## GIVEN ENTRIES
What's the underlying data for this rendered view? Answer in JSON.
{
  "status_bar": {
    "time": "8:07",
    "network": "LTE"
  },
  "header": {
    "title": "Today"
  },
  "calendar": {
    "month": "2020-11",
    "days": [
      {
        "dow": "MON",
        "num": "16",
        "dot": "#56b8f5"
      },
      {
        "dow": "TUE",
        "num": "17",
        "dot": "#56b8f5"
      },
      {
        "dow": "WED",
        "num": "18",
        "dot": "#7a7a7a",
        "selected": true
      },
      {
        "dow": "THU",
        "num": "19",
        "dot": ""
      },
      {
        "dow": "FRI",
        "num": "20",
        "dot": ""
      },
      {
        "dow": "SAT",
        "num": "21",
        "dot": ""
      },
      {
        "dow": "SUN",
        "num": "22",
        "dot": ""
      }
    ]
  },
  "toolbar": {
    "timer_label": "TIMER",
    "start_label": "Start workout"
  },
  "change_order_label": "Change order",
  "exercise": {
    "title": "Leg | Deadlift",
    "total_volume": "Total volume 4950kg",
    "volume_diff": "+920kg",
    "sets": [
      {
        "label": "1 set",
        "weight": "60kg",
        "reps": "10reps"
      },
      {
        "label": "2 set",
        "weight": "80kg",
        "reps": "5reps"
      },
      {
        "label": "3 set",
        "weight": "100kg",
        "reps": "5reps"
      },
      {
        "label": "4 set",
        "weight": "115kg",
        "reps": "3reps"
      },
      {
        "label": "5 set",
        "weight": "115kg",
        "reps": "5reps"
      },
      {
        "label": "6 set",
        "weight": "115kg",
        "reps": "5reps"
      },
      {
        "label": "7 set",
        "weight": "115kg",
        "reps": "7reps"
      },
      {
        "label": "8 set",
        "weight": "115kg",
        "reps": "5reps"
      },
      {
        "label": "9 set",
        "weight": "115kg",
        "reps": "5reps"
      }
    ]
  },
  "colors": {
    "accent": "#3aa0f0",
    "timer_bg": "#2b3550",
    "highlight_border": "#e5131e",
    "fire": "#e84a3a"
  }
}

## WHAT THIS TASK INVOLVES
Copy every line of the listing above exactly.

## ANSWER TO THIS EXERCISE
What's the underlying data for this rendered view? Answer in JSON.
{
  "status_bar": {
    "time": "8:07",
    "network": "LTE"
  },
  "header": {
    "title": "Today"
  },
  "calendar": {
    "month": "2020-11",
    "days": [
      {
        "dow": "MON",
        "num": "16",
        "dot": "#56b8f5"
      },
      {
        "dow": "TUE",
        "num": "17",
        "dot": "#56b8f5"
      },
      {
        "dow": "WED",
        "num": "18",
        "dot": "#7a7a7a",
        "selected": true
      },
      {
        "dow": "THU",
        "num": "19",
        "dot": ""
      },
      {
        "dow": "FRI",
        "num": "20",
        "dot": ""
      },
      {
        "dow": "SAT",
        "num": "21",
        "dot": ""
      },
      {
        "dow": "SUN",
        "num": "22",
        "dot": ""
      }
    ]
  },
  "toolbar": {
    "timer_label": "TIMER",
    "start_label": "Start workout"
  },
  "change_order_label": "Change order",
  "exercise": {
    "title": "Leg | Deadlift",
    "total_volume": "Total volume 4950kg",
    "volume_diff": "+920kg",
    "sets": [
      {
        "label": "1 set",
        "weight": "60kg",
        "reps": "10reps"
      },
      {
        "label": "2 set",
        "weight": "80kg",
        "reps": "5reps"
      },
      {
        "label": "3 set",
        "weight": "100kg",
        "reps": "5reps"
      },
      {
        "label": "4 set",
        "weight": "115kg",
        "reps": "3reps"
      },
      {
        "label": "5 set",
        "weight": "115kg",
        "reps": "5reps"
      },
      {
        "label": "6 set",
        "weight": "115kg",
        "reps": "5reps"
      },
      {
        "label": "7 set",
        "weight": "115kg",
        "reps": "7reps"
      },
      {
        "label": "8 set",
        "weight": "115kg",
        "reps": "5reps"
      },
      {
        "label": "9 set",
        "weight": "115kg",
        "reps": "5reps"
      }
    ]
  },
  "colors": {
    "accent": "#3aa0f0",
    "timer_bg": "#2b3550",
    "highlight_border": "#e5131e",
    "fire": "#e84a3a"
  }
}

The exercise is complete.